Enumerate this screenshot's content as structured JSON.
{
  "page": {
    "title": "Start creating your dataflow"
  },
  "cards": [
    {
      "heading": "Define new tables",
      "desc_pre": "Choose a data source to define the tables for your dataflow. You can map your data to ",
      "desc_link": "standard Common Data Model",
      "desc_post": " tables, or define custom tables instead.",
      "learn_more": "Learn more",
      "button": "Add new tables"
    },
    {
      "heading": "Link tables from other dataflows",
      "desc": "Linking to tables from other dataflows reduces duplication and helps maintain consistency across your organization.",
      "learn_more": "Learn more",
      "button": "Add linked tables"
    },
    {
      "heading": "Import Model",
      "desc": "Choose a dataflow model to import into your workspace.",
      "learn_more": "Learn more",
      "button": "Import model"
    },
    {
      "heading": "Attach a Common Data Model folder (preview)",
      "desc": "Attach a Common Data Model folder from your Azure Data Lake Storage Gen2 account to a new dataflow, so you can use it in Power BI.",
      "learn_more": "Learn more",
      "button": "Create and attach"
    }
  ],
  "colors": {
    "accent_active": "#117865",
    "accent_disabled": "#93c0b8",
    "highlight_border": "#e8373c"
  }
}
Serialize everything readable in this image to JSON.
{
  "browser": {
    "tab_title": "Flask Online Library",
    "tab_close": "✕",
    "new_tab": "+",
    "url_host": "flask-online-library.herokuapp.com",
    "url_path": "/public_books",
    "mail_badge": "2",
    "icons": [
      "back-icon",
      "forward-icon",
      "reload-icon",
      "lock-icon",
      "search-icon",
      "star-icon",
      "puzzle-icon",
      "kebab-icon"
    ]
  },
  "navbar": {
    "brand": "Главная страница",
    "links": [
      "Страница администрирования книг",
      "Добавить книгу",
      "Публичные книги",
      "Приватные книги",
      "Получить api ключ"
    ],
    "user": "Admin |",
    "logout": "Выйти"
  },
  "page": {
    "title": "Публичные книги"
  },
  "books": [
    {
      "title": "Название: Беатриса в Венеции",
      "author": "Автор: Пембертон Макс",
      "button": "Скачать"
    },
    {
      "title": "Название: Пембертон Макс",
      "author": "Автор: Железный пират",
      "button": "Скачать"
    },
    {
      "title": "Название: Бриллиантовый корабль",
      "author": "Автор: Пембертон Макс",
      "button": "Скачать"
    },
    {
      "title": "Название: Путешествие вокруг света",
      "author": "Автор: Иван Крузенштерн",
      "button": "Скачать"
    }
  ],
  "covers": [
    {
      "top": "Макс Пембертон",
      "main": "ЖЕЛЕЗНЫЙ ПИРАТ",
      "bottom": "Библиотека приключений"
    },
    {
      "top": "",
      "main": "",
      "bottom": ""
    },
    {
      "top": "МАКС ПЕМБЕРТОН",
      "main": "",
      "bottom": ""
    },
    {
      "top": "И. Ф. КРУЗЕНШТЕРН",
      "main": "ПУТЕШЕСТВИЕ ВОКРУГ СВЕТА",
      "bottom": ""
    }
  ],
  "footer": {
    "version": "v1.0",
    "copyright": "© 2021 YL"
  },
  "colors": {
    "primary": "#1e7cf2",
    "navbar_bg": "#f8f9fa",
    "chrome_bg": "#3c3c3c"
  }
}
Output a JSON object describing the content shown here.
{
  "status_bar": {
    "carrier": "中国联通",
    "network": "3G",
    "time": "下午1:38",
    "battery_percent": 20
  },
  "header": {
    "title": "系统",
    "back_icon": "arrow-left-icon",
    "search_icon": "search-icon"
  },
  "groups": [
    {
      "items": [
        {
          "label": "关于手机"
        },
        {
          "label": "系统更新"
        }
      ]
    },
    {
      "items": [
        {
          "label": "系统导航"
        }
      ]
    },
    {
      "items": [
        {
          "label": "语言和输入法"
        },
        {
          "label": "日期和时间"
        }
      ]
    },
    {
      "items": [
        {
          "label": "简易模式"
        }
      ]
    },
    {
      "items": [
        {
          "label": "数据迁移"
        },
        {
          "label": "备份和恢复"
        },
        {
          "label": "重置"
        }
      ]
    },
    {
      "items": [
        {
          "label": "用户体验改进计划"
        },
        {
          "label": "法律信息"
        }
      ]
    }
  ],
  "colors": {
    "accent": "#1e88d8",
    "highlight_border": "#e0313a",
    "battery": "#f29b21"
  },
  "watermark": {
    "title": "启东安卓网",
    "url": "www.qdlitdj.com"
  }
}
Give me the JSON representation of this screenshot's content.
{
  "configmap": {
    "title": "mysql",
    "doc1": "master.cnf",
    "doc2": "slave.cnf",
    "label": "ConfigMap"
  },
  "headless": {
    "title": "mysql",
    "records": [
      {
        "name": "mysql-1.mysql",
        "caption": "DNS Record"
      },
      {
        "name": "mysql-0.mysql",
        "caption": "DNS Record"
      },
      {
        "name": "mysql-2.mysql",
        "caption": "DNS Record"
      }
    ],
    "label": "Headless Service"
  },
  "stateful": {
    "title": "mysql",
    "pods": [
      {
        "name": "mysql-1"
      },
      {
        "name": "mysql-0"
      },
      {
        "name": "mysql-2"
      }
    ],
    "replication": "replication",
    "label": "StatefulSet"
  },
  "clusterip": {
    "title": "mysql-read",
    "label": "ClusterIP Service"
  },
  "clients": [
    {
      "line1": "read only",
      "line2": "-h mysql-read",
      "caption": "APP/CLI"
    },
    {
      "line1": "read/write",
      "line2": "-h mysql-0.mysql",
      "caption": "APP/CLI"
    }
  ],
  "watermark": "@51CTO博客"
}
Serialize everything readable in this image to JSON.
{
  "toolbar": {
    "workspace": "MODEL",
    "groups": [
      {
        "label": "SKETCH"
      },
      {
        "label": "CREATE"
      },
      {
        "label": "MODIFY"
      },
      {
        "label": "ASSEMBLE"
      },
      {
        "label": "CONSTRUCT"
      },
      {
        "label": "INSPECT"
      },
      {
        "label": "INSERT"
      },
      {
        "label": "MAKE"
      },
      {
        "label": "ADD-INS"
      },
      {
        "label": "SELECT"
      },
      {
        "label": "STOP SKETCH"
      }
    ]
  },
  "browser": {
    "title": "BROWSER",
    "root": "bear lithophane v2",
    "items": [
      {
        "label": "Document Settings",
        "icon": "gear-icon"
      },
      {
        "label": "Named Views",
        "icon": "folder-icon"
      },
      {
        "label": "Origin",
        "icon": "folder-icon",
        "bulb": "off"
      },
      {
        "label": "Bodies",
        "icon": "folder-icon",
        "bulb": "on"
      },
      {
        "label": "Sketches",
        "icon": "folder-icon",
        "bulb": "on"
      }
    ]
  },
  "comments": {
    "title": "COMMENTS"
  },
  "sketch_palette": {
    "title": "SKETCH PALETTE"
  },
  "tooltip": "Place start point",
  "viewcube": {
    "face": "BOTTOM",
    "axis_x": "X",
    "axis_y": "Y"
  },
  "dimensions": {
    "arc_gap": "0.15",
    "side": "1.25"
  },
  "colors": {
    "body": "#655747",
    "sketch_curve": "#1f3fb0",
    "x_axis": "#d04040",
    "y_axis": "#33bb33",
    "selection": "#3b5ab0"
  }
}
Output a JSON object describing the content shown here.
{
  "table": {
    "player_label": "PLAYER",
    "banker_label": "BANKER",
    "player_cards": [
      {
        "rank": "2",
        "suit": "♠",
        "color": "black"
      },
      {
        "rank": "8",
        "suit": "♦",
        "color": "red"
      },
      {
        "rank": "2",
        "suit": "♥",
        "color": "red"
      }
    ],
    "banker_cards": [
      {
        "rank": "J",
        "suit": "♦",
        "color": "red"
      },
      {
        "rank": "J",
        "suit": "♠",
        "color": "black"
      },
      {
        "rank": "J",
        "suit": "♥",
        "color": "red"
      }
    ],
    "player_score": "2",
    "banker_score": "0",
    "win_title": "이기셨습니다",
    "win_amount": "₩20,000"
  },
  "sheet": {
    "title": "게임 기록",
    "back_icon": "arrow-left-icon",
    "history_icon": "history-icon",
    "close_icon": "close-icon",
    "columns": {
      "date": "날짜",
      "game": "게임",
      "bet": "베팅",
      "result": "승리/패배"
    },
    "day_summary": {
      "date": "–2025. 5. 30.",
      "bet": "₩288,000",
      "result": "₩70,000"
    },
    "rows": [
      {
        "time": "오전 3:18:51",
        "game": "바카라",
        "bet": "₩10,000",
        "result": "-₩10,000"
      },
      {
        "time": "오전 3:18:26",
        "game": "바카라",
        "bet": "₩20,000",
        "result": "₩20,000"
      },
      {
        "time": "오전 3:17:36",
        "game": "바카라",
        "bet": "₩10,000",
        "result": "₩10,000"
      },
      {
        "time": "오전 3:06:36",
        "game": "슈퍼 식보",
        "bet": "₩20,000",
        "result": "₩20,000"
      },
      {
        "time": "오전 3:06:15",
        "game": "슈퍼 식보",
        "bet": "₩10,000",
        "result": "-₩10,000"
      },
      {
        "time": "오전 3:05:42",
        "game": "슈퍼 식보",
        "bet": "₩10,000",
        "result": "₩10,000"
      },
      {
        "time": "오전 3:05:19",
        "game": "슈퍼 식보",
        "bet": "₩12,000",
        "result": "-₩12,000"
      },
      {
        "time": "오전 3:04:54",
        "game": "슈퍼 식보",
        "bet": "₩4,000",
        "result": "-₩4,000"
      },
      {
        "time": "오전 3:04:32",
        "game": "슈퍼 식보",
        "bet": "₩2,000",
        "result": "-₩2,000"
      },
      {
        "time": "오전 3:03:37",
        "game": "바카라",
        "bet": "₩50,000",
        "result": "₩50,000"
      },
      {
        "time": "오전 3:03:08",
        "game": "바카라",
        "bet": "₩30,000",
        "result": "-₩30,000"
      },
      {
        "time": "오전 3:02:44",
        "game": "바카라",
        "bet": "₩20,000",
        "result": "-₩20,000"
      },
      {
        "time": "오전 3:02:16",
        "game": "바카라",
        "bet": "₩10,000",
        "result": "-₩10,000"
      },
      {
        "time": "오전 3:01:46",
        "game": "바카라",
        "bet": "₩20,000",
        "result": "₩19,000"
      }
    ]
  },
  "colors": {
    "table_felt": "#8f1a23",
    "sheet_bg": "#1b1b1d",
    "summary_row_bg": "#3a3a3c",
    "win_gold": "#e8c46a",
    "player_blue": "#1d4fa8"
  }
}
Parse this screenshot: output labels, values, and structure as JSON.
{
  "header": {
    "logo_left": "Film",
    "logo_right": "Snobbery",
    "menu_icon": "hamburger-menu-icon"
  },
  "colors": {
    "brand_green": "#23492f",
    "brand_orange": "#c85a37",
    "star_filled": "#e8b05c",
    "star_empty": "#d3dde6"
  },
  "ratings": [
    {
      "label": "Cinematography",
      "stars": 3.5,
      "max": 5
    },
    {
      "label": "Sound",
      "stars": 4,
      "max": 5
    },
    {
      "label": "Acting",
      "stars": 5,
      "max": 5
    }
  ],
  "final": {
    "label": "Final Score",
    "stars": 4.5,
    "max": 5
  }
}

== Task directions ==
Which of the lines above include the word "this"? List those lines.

== Exercise answer ==
Enumerate this screenshot's content as structured JSON.
Serialize everything readable in this image to JSON.
Give me the JSON representation of this screenshot's content.
Serialize everything readable in this image to JSON.
Parse this screenshot: output labels, values, and structure as JSON.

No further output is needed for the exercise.